Fuel Level Gauges Autometer How They Work How To Install Tutorial Instructions Ohms Wiring

Year after year one of the most common topics
we deal with on the Auto Meter tech line is fuel level gauges. While one of the simplest
gauges we make, there are a number of variables that have the potential to trip you up if
you’re unprepared. We decided to take a road trip to put together some information [inaudible
00:00:15] out. Hopefully we can help you to get your fuel level gauge installed correctly
the first time or sort out one that isn’t functioning the way you want it to. Now for the past 100 years or so, the basic
concept of the fuel level gauge and sender hasn’t changed. The gauge is in essence an
O meter with an E and an F rather than numbers to indicate resistance. Typically the sender
has a flow of some sort attached to a rheostat that varies resistance depending on the position
of the flow. These can be on an arm or sometimes in a tube. Some are capacitive and have no
moving parts at all. Now regardless of the type, their function remains exactly the same.
Auto Meter makes gauges in a number of different resistance ranges as well as [inaudible 00:00:59]
units, should the range of your sender not be covered. We got this old Chevy here to use as a test
bed. Everything is easily accessible and out in the open on this truck, which makes it
the perfect demonstration vehicle. The first step in getting your fuel level gauge working
is to determine the resistance range of your sending unit. We need to know what the sender
reads at full and at empty to select the proper gauge. Because our Chevy has the sender right
behind the seats, we decided the easiest way to do this was to simply remove it and perform
a bench test. After disconnecting the fuel line from the pickup tube, we removed the
retainer ring and then very carefully pull the sender free from the tank. We don’t want
to bend the arm during removal as that’s a whole nother set of issues we don’t need.
Having a shop towel close by is a great idea as we don’t want to drip fuel all over the
interior. The resistance ranges Auto Meter has available: our zero to 90 ohm for mid
60s through mid 90s G-Ms, zero to 30 for older G-Ms, 73 to 10 for older Fords and Chryslers,
16 to 158 for more modern Fords and 240 to 33, which is sort of a universal after market
branch. Once everything’s out, you’ll want to put a towel over the hole to keep the cabin
from filling up with fumes. With the sender on the bench, we then hook the positive lead
of our own meter to the signal terminal and ground out the negative. We slowly move the
arm up to full and observe the results. Now you’ll almost never get one that reads exactly
what it should, but this particular unit is a nearly perfect zero to 90 ohms. Based on
this information, we select a corresponding Auto Meter gauge. I’m partial of the American
Muscle series, so that’s what we’ll be using. We put together the wiring by crimping quarter
inch spade connectors to the ends. There are a number of after market wiring harness manufacturers
that also offer one piece connectors for Auto Meter gauges if you prefer to go that route.
Now when running gauge wires, the one place you don’t want to take a shortcut is the grounds.

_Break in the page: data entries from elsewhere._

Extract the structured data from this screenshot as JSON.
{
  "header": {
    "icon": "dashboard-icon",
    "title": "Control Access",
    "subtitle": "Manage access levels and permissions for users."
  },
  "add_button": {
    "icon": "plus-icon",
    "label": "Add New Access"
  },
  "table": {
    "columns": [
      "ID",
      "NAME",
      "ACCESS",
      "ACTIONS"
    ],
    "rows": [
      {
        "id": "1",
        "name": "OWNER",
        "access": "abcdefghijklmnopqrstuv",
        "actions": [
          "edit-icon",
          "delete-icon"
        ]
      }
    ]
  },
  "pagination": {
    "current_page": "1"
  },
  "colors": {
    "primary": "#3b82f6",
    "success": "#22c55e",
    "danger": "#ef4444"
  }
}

I fix more malfunctioning gauges by moving the ground wire than any other single step.
Take the extra couple of minutes and ground the gauge directly to the engine. With the
wiring out of the way, it’s time to reinstall the sending unit into the tank. Just reverse

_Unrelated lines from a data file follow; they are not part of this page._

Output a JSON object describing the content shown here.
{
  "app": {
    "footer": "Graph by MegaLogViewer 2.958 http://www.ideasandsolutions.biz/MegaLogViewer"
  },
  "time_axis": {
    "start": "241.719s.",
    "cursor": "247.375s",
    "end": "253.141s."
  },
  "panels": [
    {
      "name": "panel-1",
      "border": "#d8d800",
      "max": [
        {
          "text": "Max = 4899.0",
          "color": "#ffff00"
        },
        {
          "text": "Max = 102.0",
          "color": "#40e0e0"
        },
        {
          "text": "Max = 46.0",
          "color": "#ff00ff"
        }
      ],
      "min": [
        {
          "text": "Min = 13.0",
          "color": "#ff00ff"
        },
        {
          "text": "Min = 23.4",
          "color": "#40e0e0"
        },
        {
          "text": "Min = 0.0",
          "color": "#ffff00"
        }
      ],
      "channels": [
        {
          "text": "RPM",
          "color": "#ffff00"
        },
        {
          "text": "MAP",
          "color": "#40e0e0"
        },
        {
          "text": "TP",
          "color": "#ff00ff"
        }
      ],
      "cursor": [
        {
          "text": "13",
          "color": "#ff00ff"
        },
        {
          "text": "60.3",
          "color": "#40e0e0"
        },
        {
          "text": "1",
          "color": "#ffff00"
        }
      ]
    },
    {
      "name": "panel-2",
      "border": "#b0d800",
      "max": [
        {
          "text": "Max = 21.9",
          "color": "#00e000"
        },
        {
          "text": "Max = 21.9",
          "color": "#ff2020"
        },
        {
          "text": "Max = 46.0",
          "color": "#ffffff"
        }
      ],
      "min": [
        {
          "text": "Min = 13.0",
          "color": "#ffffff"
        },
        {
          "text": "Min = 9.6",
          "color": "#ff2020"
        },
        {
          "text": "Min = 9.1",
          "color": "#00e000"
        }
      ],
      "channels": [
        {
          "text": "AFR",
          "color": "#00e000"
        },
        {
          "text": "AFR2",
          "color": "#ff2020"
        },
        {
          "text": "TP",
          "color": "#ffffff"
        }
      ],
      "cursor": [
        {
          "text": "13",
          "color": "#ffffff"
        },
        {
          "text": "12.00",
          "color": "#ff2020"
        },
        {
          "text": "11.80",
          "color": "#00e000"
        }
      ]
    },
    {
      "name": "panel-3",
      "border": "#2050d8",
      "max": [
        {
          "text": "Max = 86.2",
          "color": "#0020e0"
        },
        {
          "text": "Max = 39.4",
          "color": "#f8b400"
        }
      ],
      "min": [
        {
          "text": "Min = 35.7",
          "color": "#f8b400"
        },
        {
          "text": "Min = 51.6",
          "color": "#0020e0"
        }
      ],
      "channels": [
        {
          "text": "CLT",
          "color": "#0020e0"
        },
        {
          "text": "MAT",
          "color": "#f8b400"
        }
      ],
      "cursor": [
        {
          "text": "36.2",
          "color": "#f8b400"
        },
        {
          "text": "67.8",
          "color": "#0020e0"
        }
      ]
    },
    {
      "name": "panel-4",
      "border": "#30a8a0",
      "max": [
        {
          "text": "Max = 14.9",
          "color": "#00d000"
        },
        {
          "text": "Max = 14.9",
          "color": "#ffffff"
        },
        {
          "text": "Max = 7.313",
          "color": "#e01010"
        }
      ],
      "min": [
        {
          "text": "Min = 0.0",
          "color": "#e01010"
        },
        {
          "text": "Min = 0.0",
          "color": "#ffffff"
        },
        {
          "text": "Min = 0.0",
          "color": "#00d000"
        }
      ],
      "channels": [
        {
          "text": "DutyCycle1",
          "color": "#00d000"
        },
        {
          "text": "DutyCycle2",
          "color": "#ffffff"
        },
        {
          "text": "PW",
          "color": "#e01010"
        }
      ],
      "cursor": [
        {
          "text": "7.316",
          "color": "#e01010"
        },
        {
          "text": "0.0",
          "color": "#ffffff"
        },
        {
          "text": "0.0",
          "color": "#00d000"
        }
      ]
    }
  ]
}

the removal steps and you’re in business. Now in many cases, we’ll also add an auxiliary
ground wire to the body of the fuel level sender. An insufficiently grounded sender

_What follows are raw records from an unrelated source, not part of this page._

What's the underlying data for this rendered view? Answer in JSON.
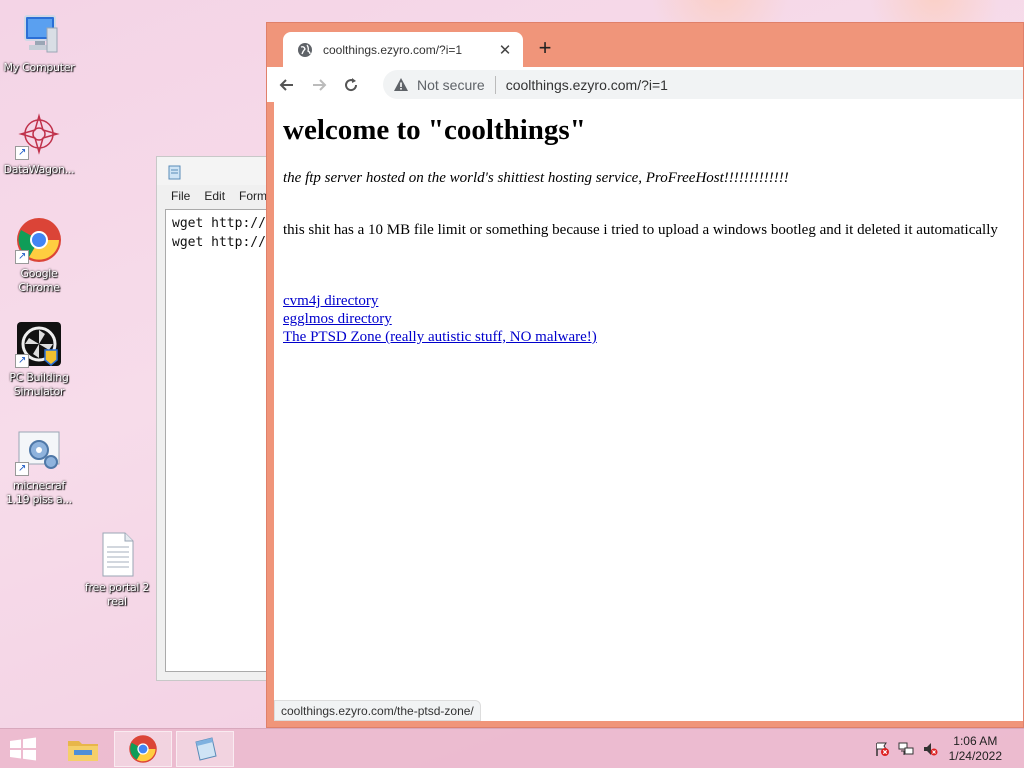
{
  "desktop": {
    "icons": [
      {
        "label": "My Computer",
        "icon": "computer-icon"
      },
      {
        "label": "DataWagon...",
        "icon": "datawagon-icon"
      },
      {
        "label": "Google Chrome",
        "icon": "chrome-icon"
      },
      {
        "label": "PC Building Simulator",
        "icon": "pc-building-simulator-icon"
      },
      {
        "label": "micnecraf 1.19 piss a...",
        "icon": "setup-gear-icon"
      },
      {
        "label": "free portal 2 real",
        "icon": "text-file-icon"
      }
    ]
  },
  "notepad": {
    "menu": [
      "File",
      "Edit",
      "Form"
    ],
    "lines": [
      "wget http://",
      "wget http://"
    ]
  },
  "chrome": {
    "tab_title": "coolthings.ezyro.com/?i=1",
    "not_secure": "Not secure",
    "url": "coolthings.ezyro.com/?i=1",
    "status_url": "coolthings.ezyro.com/the-ptsd-zone/"
  },
  "page": {
    "heading": "welcome to \"coolthings\"",
    "tagline": "the ftp server hosted on the world's shittiest hosting service, ProFreeHost!!!!!!!!!!!!!",
    "body": "this shit has a 10 MB file limit or something because i tried to upload a windows bootleg and it deleted it automatically",
    "links": [
      "cvm4j directory",
      "egglmos directory",
      "The PTSD Zone (really autistic stuff, NO malware!)"
    ]
  },
  "taskbar": {
    "time": "1:06 AM",
    "date": "1/24/2022"
  },
  "colors": {
    "chrome_frame": "#f0957a",
    "link": "#0000cc",
    "taskbar": "#ecbace"
  }
}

can cause problems with gauge accuracy. We tested this vehicle beforehand and determined
this step wasn’t necessary, but if you aren’t sure whether or not your take and sender are
properly grounded, it’s always best to air on the side of caution. So let’s look at some common symptoms on fuel
level gauges. A poor connection with the signal wire can cause the gauge to read higher than
it should or peg out completely as we see here. A bad ground for the sending unit can
cause the exact same problem. A poor gauge ground can cause it to read lower than it
should or not come off the [inaudible 00:04:07]. This holds true for all gauges where higher
resistance means a higher reading such as the G-M and newer Fords. On gauges where a
lower resistance level means a higher reading like the universal after market and the early
Ford and Chrysler, the steps are reversed. Well I hope this has helped to shed some light
on fuel level gauges. As always, thank you for choosing Auto Meter for your winning ride.